• **Aim of the exercise**: The data below must be copied in full and without any change.

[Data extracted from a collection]
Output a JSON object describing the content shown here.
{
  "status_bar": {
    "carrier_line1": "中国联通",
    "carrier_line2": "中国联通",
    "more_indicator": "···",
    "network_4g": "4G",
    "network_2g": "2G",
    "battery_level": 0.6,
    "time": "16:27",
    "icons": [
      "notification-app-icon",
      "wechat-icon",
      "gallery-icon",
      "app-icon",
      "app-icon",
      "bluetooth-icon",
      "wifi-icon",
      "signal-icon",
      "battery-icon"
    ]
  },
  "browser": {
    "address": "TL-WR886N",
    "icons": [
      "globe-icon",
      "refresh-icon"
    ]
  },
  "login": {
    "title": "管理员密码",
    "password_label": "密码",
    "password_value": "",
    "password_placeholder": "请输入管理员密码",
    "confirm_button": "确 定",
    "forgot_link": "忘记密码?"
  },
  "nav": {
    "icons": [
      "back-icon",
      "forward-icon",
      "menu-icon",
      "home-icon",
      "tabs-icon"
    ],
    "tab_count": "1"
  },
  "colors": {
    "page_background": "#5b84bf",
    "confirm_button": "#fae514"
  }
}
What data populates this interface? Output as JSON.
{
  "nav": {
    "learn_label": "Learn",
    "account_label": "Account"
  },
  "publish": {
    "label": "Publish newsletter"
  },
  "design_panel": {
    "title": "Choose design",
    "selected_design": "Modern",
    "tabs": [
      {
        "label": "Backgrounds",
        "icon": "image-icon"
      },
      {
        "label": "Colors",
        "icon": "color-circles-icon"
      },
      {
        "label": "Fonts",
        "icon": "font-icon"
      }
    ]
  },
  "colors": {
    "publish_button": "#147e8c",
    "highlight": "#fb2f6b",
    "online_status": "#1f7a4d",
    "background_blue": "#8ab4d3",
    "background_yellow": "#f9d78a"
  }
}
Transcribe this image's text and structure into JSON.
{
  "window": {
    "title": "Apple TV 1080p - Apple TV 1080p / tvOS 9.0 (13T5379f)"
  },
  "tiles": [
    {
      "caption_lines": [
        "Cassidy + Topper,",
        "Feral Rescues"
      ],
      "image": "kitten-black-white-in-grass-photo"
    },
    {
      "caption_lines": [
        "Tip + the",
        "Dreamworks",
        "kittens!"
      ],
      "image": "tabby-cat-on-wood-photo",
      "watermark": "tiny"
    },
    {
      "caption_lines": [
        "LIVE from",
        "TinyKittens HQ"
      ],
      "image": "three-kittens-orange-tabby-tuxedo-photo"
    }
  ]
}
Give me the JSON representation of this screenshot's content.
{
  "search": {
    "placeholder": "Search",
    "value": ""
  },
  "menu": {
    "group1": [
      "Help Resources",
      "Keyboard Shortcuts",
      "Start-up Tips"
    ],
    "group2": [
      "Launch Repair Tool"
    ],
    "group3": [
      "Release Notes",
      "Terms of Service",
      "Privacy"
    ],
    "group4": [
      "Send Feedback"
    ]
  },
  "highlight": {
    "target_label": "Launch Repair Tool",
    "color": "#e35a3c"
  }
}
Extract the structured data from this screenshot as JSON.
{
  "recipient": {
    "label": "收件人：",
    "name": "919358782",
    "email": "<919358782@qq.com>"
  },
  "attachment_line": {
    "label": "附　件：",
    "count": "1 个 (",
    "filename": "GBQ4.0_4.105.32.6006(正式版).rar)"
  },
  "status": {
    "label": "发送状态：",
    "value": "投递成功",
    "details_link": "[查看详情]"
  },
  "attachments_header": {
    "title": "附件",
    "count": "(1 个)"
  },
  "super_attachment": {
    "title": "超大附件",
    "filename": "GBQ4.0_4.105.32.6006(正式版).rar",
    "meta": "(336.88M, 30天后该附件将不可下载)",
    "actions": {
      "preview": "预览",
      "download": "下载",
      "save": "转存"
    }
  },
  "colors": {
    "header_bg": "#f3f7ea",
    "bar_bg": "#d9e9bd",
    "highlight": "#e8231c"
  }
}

• **Solved exercise**:
Output a JSON object describing the content shown here.
{
  "status_bar": {
    "carrier_line1": "中国联通",
    "carrier_line2": "中国联通",
    "more_indicator": "···",
    "network_4g": "4G",
    "network_2g": "2G",
    "battery_level": 0.6,
    "time": "16:27",
    "icons": [
      "notification-app-icon",
      "wechat-icon",
      "gallery-icon",
      "app-icon",
      "app-icon",
      "bluetooth-icon",
      "wifi-icon",
      "signal-icon",
      "battery-icon"
    ]
  },
  "browser": {
    "address": "TL-WR886N",
    "icons": [
      "globe-icon",
      "refresh-icon"
    ]
  },
  "login": {
    "title": "管理员密码",
    "password_label": "密码",
    "password_value": "",
    "password_placeholder": "请输入管理员密码",
    "confirm_button": "确 定",
    "forgot_link": "忘记密码?"
  },
  "nav": {
    "icons": [
      "back-icon",
      "forward-icon",
      "menu-icon",
      "home-icon",
      "tabs-icon"
    ],
    "tab_count": "1"
  },
  "colors": {
    "page_background": "#5b84bf",
    "confirm_button": "#fae514"
  }
}
What data populates this interface? Output as JSON.
{
  "nav": {
    "learn_label": "Learn",
    "account_label": "Account"
  },
  "publish": {
    "label": "Publish newsletter"
  },
  "design_panel": {
    "title": "Choose design",
    "selected_design": "Modern",
    "tabs": [
      {
        "label": "Backgrounds",
        "icon": "image-icon"
      },
      {
        "label": "Colors",
        "icon": "color-circles-icon"
      },
      {
        "label": "Fonts",
        "icon": "font-icon"
      }
    ]
  },
  "colors": {
    "publish_button": "#147e8c",
    "highlight": "#fb2f6b",
    "online_status": "#1f7a4d",
    "background_blue": "#8ab4d3",
    "background_yellow": "#f9d78a"
  }
}
Transcribe this image's text and structure into JSON.
{
  "window": {
    "title": "Apple TV 1080p - Apple TV 1080p / tvOS 9.0 (13T5379f)"
  },
  "tiles": [
    {
      "caption_lines": [
        "Cassidy + Topper,",
        "Feral Rescues"
      ],
      "image": "kitten-black-white-in-grass-photo"
    },
    {
      "caption_lines": [
        "Tip + the",
        "Dreamworks",
        "kittens!"
      ],
      "image": "tabby-cat-on-wood-photo",
      "watermark": "tiny"
    },
    {
      "caption_lines": [
        "LIVE from",
        "TinyKittens HQ"
      ],
      "image": "three-kittens-orange-tabby-tuxedo-photo"
    }
  ]
}
Give me the JSON representation of this screenshot's content.
{
  "search": {
    "placeholder": "Search",
    "value": ""
  },
  "menu": {
    "group1": [
      "Help Resources",
      "Keyboard Shortcuts",
      "Start-up Tips"
    ],
    "group2": [
      "Launch Repair Tool"
    ],
    "group3": [
      "Release Notes",
      "Terms of Service",
      "Privacy"
    ],
    "group4": [
      "Send Feedback"
    ]
  },
  "highlight": {
    "target_label": "Launch Repair Tool",
    "color": "#e35a3c"
  }
}
Extract the structured data from this screenshot as JSON.
{
  "recipient": {
    "label": "收件人：",
    "name": "919358782",
    "email": "<919358782@qq.com>"
  },
  "attachment_line": {
    "label": "附　件：",
    "count": "1 个 (",
    "filename": "GBQ4.0_4.105.32.6006(正式版).rar)"
  },
  "status": {
    "label": "发送状态：",
    "value": "投递成功",
    "details_link": "[查看详情]"
  },
  "attachments_header": {
    "title": "附件",
    "count": "(1 个)"
  },
  "super_attachment": {
    "title": "超大附件",
    "filename": "GBQ4.0_4.105.32.6006(正式版).rar",
    "meta": "(336.88M, 30天后该附件将不可下载)",
    "actions": {
      "preview": "预览",
      "download": "下载",
      "save": "转存"
    }
  },
  "colors": {
    "header_bg": "#f3f7ea",
    "bar_bg": "#d9e9bd",
    "highlight": "#e8231c"
  }
}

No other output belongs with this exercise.